My students see me use it every week: the scale sheet comes out, my phone goes on the stand, and the metronome app opens and starts ticking. But, the musical usefulness of your smart phone isn’t limited to just one app. Below, I’ve listed come common tools that you can find for your iPhone or iPod touch. The key word I went with is “free,” so although there are others, I’ve tried to pick ones that don’t cost anything. Droid users - developers often write apps for both platforms (Angry Birds, anyone?), so take a look in the Android Market.
With as many free metronomes as are out there, you really don't need to buy one unless you want a smart phone version of Dr. Beat! In lessons, I use the Silver Dial Metronome. When you first open it after install, there are some features that I found distracting and chose to disable. Go into settings, and you can turn off "flash", "pendulum", and adjust the sound. With those settings changed, I found this to be my favorite metronome currently in the app store. Another one I saw is put out by Steinway. It's a very nice, straightforward metronome that allows you to pick a time signature, it has an optional flash, and a scroll wheel to pick your tempo. There is also a Ludwig edition, which has a couple more options for looks, but works the same way. I found them both to be very user-friendly.
Honestly, you're not going to find a free app that's very useful. The ones I saw were basic at best. Rather than spending the money on one, just open your browser and go to www.woodwind.org. There, you will find extensive fingering charts for flute, clarinet, saxophone, and even oboe and bassoon. It's free, accessible whenever you have a data or wi-fi connection, and is tested and reliable information.
There are only a few free tuners, but I did like one. It's called n-Track Tuner. It is an actual chromatic tuner, and although the app doesn't show it quite as simply as a handheld tuner, it does a good job of hearing pitch and showing the degree to which you are off. I put it up against my handheld tuner and it was pretty close.
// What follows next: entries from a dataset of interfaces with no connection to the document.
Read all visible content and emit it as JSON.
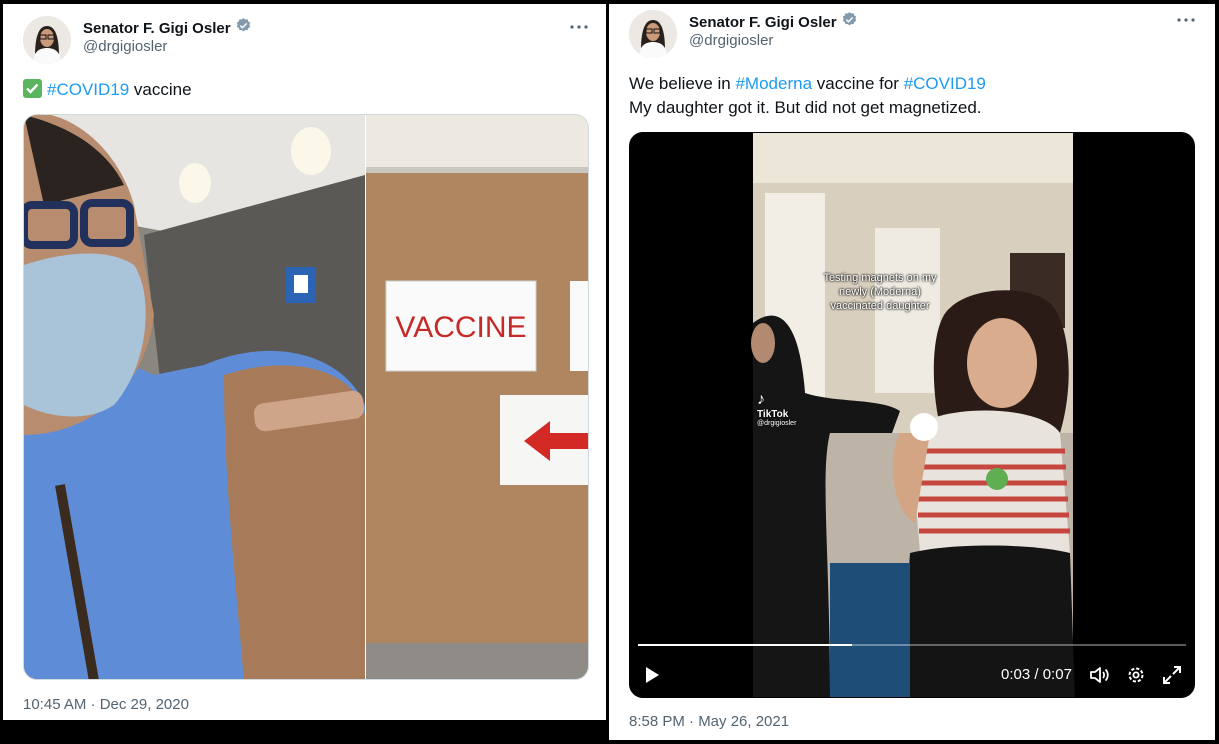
{
  "tweets": [
    {
      "author": {
        "name": "Senator F. Gigi Osler",
        "handle": "@drgigiosler",
        "verified": true
      },
      "text": {
        "emoji": "✅",
        "hashtag": "#COVID19",
        "rest": " vaccine"
      },
      "photo_sign": "VACCINE",
      "timestamp": "10:45 AM · Dec 29, 2020"
    },
    {
      "author": {
        "name": "Senator F. Gigi Osler",
        "handle": "@drgigiosler",
        "verified": true
      },
      "text": {
        "line1_pre": "We believe in ",
        "hashtag1": "#Moderna",
        "line1_mid": " vaccine for ",
        "hashtag2": "#COVID19",
        "line2": "My daughter got it. But did not get magnetized."
      },
      "video": {
        "caption": [
          "Testing magnets on my",
          "newly (Moderna)",
          "vaccinated daughter"
        ],
        "watermark_brand": "TikTok",
        "watermark_handle": "@drgigiosler",
        "current_time": "0:03",
        "separator": " / ",
        "duration": "0:07",
        "progress": 0.39
      },
      "timestamp": "8:58 PM · May 26, 2021"
    }
  ],
  "colors": {
    "accent": "#1d9bf0",
    "verified": "#829aab",
    "muted": "#536471",
    "check": "#5ab55e"
  },
  "icons": [
    "verified-badge-icon",
    "more-icon",
    "check-mark-icon",
    "play-icon",
    "volume-icon",
    "settings-icon",
    "fullscreen-icon"
  ]
}
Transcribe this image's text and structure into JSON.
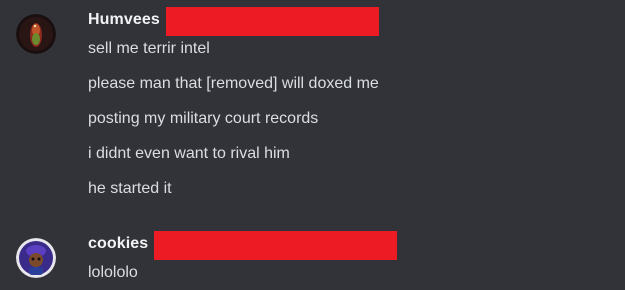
{
  "messages": [
    {
      "username": "Humvees",
      "avatar_icon": "bird-avatar-icon",
      "lines": [
        "sell me terrir intel",
        "please man that [removed] will doxed me",
        "posting my military court records",
        "i didnt even want to rival him",
        "he started it"
      ]
    },
    {
      "username": "cookies",
      "avatar_icon": "character-avatar-icon",
      "lines": [
        "lolololo"
      ]
    }
  ],
  "colors": {
    "background": "#313338",
    "username": "#f2f3f5",
    "message_text": "#dbdee1",
    "redaction": "#ed1c24"
  }
}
You can also choose a pitch for it to play. The runners-up were much less stable and they just didn't perform as well.
I didn't find any free apps that looked helpful. However, there was a good app made by a USC piano professor called Music Theory Pro for only $.99 that is a very nice study tool. It offers practice in note naming, intervals, chords, key signatures, and ear training. It does not teach, but is set up like a quiz game - you answer questions and it gives you a score. There is a timer that you can use if you want to add speed to accuracy. It covers content from what we learn in our lessons to a first-year music theory class. The only thing I didn't like about it was that you must answer the note naming component using a piano keyboard instead of giving the actual name, but for its purpose, I totally get why they went this route. With all that it does, this piece of software is a bargain, and is useful to students studying any instrument.